She read the New York Times daily and completed the crossword puzzles. She had the paper delivered to her home. She was extremely proud of being able to complete the Saturday puzzle, as it was the toughest of the week. She was an avid reader of everything from nonfiction, biographies, poetry, mysteries and modern fiction. She was a firm believer in writing certain things down on paper rather than typing on a computer. She still wrote letters and mailed them. She wrote down and remembered hundreds of birthdays of friends and family. She loved the feel of a book in her hands as opposed to a Kindle.

She loved her cup of coffee in the morning and needed to have it quickly. She loved making dinner for friends and setting a formal table. She steadfastly persisted in teaching her grandsons the importance of a properly set table and good manners. She loved the first snow of the winter and the smell of the beach. She loved going to a movie theater. She loved London. She loved old soft t-shirts and a pair of good socks. She loved her friends deeply. She loved her cats. She loved life. She had a curiosity about the world, educated herself about it and got involved in causes she cared about throughout her life wherever she was. She set an example for the rest of us.

Joy is pre-deceased by her parents, Beatrice and LF Stewart, her brother, Jon Stewart and her son, Devin Stewart Goodman.

She is survived by her loving friend and partner, Eve Barbaria; daughter Heather Stewart Goodman; grandsons Maximillian Joseph Goodman and Dominic Devin Jose Goodman; beloved kitties Tess and Annik.

We would like to thank Eve Barbaria for her patient, gentle, devoted, loving care of Joy throughout her illness. Additionally we would like to thank Joy’s many dear friends who brought food, sat with her, read her poems and gave love during her illness--- Dave and Anne Kleinkopf, Victoria Emery, Marsha Heitzman, Linda Law, Elyse Peavy, Sue Radcliffe, and many more.

Finally, we’d like to thank everyone from Compassus Hospice Care especially Jennifer Movish, LPN and Brooke Ridenour, RN.

Joy requested that anyone wanting to donate in her name send those online to the Denver Inner City Parish: or mail them to 1212 Mariposa, Denver, CO 80204 in her honor.

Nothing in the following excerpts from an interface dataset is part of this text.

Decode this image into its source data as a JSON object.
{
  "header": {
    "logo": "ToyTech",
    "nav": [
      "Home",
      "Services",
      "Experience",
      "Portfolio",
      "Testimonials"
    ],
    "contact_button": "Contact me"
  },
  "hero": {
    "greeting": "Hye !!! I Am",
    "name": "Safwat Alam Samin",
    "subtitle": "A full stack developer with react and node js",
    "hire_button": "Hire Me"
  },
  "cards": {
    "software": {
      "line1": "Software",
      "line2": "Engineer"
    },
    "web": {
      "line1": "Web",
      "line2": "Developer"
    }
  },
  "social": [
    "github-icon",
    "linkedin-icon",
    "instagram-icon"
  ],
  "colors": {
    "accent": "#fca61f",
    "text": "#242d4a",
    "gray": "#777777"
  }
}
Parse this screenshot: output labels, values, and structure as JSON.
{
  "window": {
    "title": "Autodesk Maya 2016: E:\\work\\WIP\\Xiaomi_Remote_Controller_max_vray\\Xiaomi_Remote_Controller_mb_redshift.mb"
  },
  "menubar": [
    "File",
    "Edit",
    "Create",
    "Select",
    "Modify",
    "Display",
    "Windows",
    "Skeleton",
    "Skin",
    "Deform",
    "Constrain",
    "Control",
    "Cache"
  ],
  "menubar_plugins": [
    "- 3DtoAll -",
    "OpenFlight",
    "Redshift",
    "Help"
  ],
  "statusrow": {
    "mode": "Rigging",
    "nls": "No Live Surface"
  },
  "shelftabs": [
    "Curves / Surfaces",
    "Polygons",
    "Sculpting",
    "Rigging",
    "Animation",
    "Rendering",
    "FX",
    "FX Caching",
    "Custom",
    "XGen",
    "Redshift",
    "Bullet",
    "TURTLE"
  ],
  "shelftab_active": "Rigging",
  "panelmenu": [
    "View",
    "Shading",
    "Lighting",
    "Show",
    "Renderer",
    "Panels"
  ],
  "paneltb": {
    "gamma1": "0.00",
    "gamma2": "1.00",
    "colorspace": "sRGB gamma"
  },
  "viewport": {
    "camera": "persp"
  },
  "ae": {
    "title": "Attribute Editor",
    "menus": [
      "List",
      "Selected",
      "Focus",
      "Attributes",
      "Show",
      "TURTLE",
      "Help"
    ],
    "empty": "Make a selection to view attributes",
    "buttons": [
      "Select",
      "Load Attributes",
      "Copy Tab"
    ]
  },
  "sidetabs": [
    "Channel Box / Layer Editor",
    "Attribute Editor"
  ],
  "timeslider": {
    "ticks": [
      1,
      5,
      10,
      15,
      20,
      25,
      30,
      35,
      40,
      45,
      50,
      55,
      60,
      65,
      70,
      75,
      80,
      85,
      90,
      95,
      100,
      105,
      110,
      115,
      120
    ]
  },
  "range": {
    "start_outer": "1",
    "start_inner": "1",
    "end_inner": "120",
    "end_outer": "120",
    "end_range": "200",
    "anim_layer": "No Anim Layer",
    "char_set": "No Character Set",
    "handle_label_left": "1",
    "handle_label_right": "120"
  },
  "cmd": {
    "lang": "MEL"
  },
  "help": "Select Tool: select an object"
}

There will be several memorial services for Joy both in Denver and in Texas. The details of which will be announced when plans are finalized.


No public services are scheduled at this time. Receive a notification when services are updated.


Joy Stewart

have a memory or condolence to add?

Mary Wamsley

October 8, 2021

I met Joy through my friendship with Eve. We connected when I saw the photograph of Joy with acquaintance, Sarah Weddington, and personal icon, Molly Ivins. Conversations about politics, global issues, concerns for democracy and a love of words, and of Eve, grew our friendship. I miss her vibrancy, intelligence, and passion for life. Hers was a life well-lived.
Mary Wamsley

[photo: March on Denver, 1/21/17; left to right: Joy, Mary, Eve, Diane]

Barbara Cigainero

October 7, 2021

Joy was a Titan. I was active in The National Organization for Women with her in Houston. She was brave and never shied away from speaking the truth. She hooked me on good coffee and the HCB was a refueling station for feminist. If you wandered into the store when it was busy, Joy put you to work sacking coffee in the back. She was a staunch friend and I will miss her.